pumping out the installation under vacuum to bring about drying, via panel 15 (possibly supplemented by the intervention of panel 7), this phase lasting on the order of 45 minutes to 1 hour; and


blowing filtered gaseous nitrogen into the installation via the panel 7 (the nitrogen thus travels through the filtration module 5).


Analyses were performed by standard techniques in the field of evaluating the microbial population in a contaminated fluid, and the results demonstrated in all cases the absence of microbes, and thus the fact that the filtration operation
performed by the module 5, in combination with the use of a preliminary stage of steam sterilization of the entire installation, leads to the production and distribution of sterile nitrogen at the use station 47 as is desirable for the application under
consideration.


Furthermore, tests performed by the applicant have in all cases demonstrated that the installation according to the invention permits a very effective control of the pressure reached in the interior of the container (which is secured by the
pressure at the use station) whether the surface of the filled product is free or not (as is the case, for example, when the product filled in the container is foamy).  Such a foam constitutes an exchanger for the liquid nitrogen which perturbs or at
least modifies the vaporization phenomenon in the container and makes pressure control difficult.


All these tests have thus in particular demonstrated (due, for example, to the control means 20) an excellent control of the pressure level in the containers, even in these difficult cases of "foamy" products.


While the present invention has been described in connection with particular embodiments, it is not limited thereby, but on the contrary is susceptible to modifications and variants as may occur to a practitioner skilled in the art.

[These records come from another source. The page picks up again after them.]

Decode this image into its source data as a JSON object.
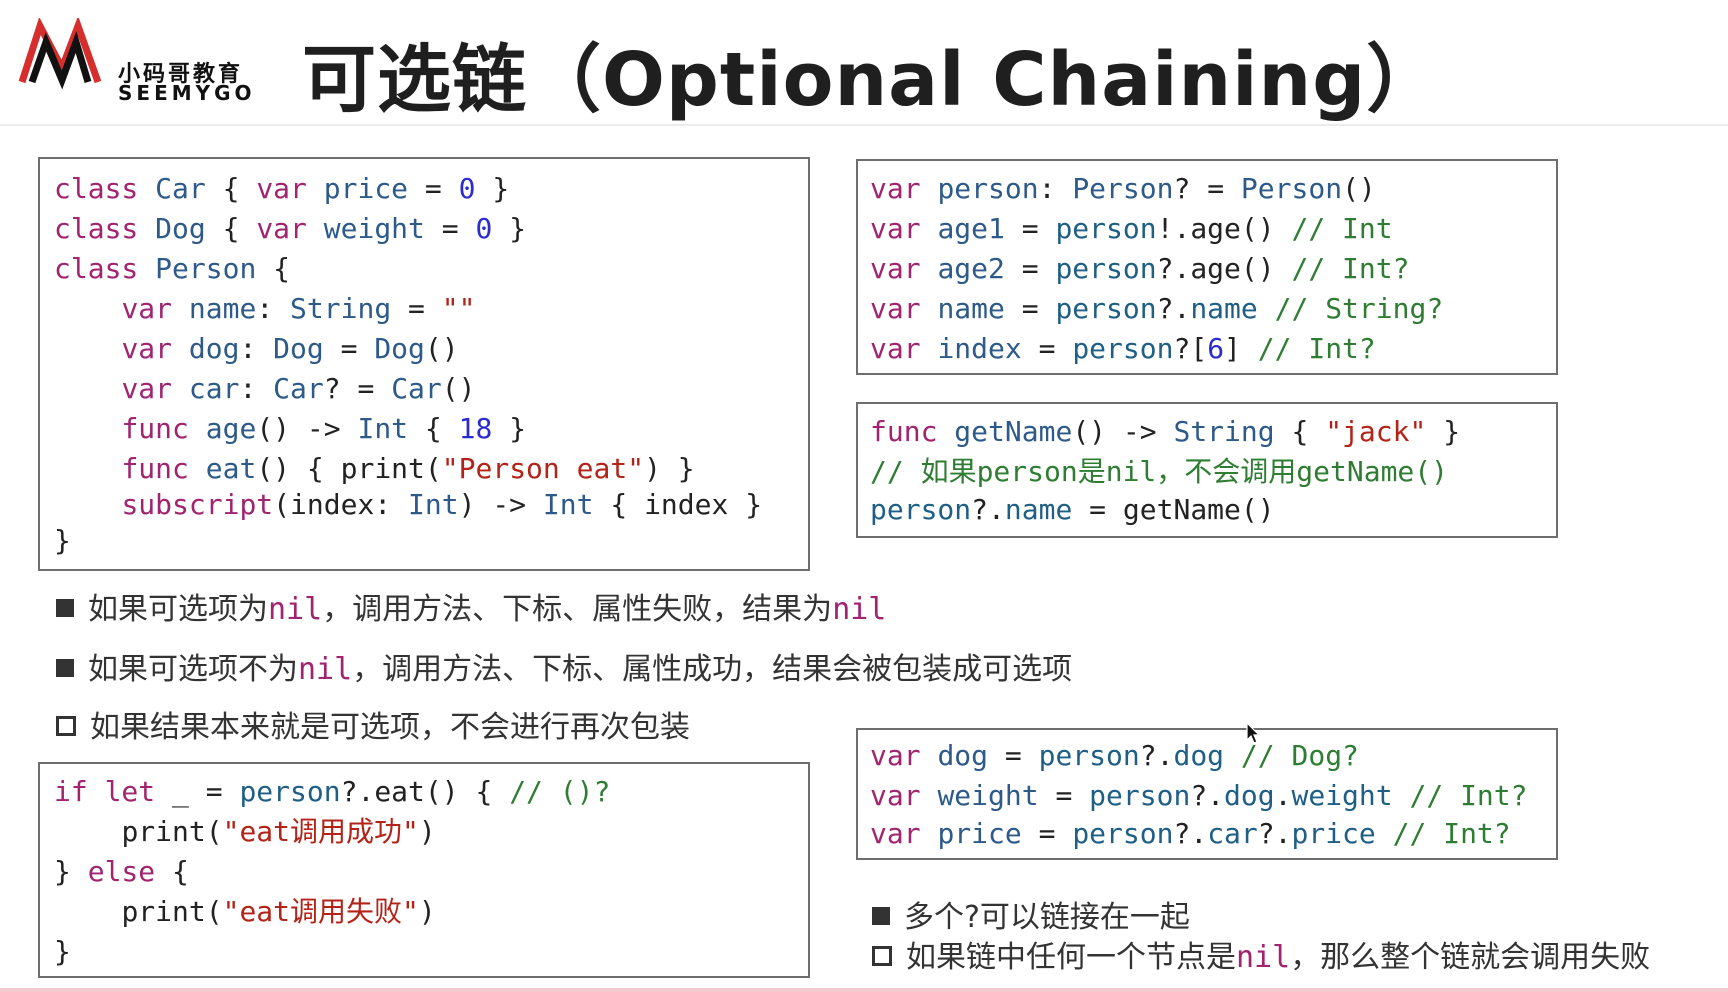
{
  "header": {
    "logo": {
      "cn": "小码哥教育",
      "en": "SEEMYGO"
    },
    "title": "可选链（Optional Chaining）"
  },
  "code_left_top": {
    "lines": [
      "class Car { var price = 0 }",
      "class Dog { var weight = 0 }",
      "class Person {",
      "    var name: String = \"\"",
      "    var dog: Dog = Dog()",
      "    var car: Car? = Car()",
      "    func age() -> Int { 18 }",
      "    func eat() { print(\"Person eat\") }",
      "    subscript(index: Int) -> Int { index }",
      "}"
    ]
  },
  "code_right_top": {
    "lines": [
      "var person: Person? = Person()",
      "var age1 = person!.age() // Int",
      "var age2 = person?.age() // Int?",
      "var name = person?.name // String?",
      "var index = person?[6] // Int?"
    ]
  },
  "code_right_mid": {
    "lines": [
      "func getName() -> String { \"jack\" }",
      "// 如果person是nil，不会调用getName()",
      "person?.name = getName()"
    ]
  },
  "bullets": [
    {
      "pre": "如果可选项为",
      "code": "nil",
      "post": "，调用方法、下标、属性失败，结果为",
      "code2": "nil"
    },
    {
      "pre": "如果可选项不为",
      "code": "nil",
      "post": "，调用方法、下标、属性成功，结果会被包装成可选项"
    },
    {
      "pre": "如果结果本来就是可选项，不会进行再次包装"
    }
  ],
  "code_left_bottom": {
    "lines": [
      "if let _ = person?.eat() { // ()?",
      "    print(\"eat调用成功\")",
      "} else {",
      "    print(\"eat调用失败\")",
      "}"
    ]
  },
  "code_right_bottom": {
    "lines": [
      "var dog = person?.dog // Dog?",
      "var weight = person?.dog.weight // Int?",
      "var price = person?.car?.price // Int?"
    ]
  },
  "bottom_bullets": [
    {
      "text": "多个?可以链接在一起"
    },
    {
      "pre": "如果链中任何一个节点是",
      "code": "nil",
      "post": "，那么整个链就会调用失败"
    }
  ],
  "icons": [
    "logo-m-icon",
    "cursor-arrow-icon"
  ]
}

* * * * *























				
DOCUMENT INFO
Description: I. Field of the InventionThe present invention relates to the field of processes and devices for the delivery or distribution of doses of a cryogenic liquid (for example, liquid nitrogen).II. Description of Related ArtThe invention is applicable to the various industrial fields where it is necessary to deliver doses of a cryogenic liquid, either continuously or in a discontinuous manner, at a rapid or slow pace. The particularly relevant fields include thefood products and pharmaceutical fields.Considering the example of the food products industry, requirements exist here for pressurizing packages or containers ("pressurization") and/or lowering the residual oxygen content over the contained product ("inertization") through thevaporization of liquid nitrogen. This is the case, for example, for metallic boxes or plastic bottles used for the packaging of drinks, where vaporized nitrogen is used both to inertize the gas phase over the filled liquid (thus prolonging the product'sstorage life) and to prevent crushing of the container.A particularly difficult problem is the injection of equal doses of cryogenic liquid into containers or packages moving on a conveyor, typically at a very rapid pace which may reach several thousands, and even tens of thousands, of containers orpackages per hour. For example, it is important--in order that the internal pressure not vary from one container to the next--that each container receive an equal dose of cryogenic liquid as precisely as possible. Underpressurized or overpressurizedcontainers can be deformed easily, either when they are handled, and in particular when they are stacked, or because of the prevailing internal pressure in the containers.The applicant has conducted numerous studies on this subject, particularly with the goal of improving devices that supply continuous flows of liquid nitrogen to a use station, or that sequentially supply doses of cryogenic liquid to a usestation.Reference is made in particular to stud